I’ve had more questions than thoughts on this one I think.
I have genuinely struggled to find any retelling’s from books, movies or TV shows. Why is this? Could it be that it’s hard to think of a way to do a decent retelling of Goldilocks in a way that doesn’t make a family of talking bears weird?
Yet somehow we do retelling’s of Red Riding Hood with joyful abundance and get away with it by humanising the wolf and making it all metaphorical. It seems a bit more difficult to humanise the bear family somehow but I’m not too sure why.
Maybe it’s difficult to find the metaphors? Maybe we are all sex obsessed and find the wolf a bit more dark and deadly and enjoy the metaphors that Red Riding Hood presents us. It’s a bit more dubious to do that with Goldilocks.
Or maybe we can’t quite get over the fact that someone who has is pretty, is young and has hair of gold could be the villain?
This was a tricky one to do but honestly the only way I could think of doing it would be to humanise the bears and have The Bear Family be a family of three who are either a) living their life happily and peacefully until a hellion Goldie arrives ala The Purge hell bent on ruining their lives or b) Goldie ends up in the wrong house where The Bear Family are all about kidnap and hostage taking.
Boy, I do go dark don’t I?
Well, they are fairy tales.
If all goes according to plan, the next Fairy Tale Friday is on Beauty and the Beast.

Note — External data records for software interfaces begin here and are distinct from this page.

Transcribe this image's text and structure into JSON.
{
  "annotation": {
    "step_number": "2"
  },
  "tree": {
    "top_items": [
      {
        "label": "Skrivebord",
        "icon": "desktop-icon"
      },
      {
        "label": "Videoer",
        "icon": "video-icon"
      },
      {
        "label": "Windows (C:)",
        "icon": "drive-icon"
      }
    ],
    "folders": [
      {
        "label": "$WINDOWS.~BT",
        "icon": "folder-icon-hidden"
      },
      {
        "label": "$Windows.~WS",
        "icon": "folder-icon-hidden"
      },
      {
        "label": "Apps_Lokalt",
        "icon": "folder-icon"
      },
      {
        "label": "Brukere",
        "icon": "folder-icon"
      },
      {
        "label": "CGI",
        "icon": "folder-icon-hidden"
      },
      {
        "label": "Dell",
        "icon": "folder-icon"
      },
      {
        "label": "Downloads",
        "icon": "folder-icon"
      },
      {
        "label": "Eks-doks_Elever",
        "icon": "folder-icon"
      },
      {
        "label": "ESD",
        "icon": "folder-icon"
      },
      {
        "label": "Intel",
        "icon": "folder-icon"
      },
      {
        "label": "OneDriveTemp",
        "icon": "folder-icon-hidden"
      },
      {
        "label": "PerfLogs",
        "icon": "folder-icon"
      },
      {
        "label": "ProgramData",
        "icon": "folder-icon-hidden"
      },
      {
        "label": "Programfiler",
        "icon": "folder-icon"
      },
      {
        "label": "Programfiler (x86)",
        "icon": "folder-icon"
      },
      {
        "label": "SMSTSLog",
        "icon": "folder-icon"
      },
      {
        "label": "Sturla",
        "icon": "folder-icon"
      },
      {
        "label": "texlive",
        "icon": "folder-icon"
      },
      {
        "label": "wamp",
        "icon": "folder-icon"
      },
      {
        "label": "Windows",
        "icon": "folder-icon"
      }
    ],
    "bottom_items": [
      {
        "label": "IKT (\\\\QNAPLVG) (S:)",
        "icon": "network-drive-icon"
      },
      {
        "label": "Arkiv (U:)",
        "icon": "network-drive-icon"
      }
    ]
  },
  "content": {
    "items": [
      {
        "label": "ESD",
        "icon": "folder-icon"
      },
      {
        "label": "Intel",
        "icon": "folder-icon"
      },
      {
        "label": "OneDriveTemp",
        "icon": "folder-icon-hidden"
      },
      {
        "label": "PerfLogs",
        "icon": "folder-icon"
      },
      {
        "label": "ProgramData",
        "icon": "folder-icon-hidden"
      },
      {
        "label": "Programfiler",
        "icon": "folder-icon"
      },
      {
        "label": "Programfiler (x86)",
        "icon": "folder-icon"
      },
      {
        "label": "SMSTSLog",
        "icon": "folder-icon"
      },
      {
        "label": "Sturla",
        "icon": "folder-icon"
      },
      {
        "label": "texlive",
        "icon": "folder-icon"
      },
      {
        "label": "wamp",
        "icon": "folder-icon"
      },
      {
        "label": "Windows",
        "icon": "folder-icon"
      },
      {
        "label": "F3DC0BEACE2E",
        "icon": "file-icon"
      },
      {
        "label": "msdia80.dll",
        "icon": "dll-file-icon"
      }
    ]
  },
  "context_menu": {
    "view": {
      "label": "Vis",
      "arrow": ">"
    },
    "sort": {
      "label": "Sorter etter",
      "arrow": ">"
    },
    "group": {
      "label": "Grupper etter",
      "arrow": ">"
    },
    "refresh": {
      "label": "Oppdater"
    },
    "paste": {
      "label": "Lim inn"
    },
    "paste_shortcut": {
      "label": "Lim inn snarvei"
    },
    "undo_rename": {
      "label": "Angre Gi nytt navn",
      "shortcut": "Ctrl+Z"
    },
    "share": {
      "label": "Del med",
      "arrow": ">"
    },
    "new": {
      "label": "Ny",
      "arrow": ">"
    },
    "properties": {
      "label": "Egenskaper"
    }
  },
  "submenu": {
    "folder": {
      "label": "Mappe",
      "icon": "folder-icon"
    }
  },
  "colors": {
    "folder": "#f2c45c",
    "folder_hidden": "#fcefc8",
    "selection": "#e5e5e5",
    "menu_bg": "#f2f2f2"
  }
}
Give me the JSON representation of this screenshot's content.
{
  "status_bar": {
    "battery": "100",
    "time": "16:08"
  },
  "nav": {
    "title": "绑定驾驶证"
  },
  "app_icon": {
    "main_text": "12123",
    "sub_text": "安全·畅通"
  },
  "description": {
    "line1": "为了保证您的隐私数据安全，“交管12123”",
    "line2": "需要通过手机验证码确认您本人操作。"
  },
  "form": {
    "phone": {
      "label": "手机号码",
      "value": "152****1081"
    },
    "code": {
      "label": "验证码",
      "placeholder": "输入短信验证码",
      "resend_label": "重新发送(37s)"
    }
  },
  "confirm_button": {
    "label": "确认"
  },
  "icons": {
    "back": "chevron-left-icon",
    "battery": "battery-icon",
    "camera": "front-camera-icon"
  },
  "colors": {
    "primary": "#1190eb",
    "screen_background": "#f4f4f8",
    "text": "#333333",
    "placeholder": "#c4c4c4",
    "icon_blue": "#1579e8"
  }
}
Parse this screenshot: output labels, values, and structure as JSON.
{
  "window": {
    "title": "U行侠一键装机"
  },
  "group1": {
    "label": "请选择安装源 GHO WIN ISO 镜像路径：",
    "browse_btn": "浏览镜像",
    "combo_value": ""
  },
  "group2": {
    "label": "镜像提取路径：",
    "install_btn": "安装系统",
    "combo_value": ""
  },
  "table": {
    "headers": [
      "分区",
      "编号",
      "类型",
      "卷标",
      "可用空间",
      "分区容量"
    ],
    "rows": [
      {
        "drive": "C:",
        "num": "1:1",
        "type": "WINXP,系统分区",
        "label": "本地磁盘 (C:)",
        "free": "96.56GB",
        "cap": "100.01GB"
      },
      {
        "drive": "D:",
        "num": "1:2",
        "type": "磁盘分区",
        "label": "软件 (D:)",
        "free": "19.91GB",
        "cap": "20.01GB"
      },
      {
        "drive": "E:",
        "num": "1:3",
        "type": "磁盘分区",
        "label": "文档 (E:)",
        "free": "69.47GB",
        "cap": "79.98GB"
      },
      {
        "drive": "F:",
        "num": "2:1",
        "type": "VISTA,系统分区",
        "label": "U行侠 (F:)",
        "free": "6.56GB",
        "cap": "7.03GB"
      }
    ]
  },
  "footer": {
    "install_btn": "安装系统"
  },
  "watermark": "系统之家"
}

As always, let me know your thoughts on the fairy tale and I welcome discussion and suggestions for future Fridays!
This made me giggle…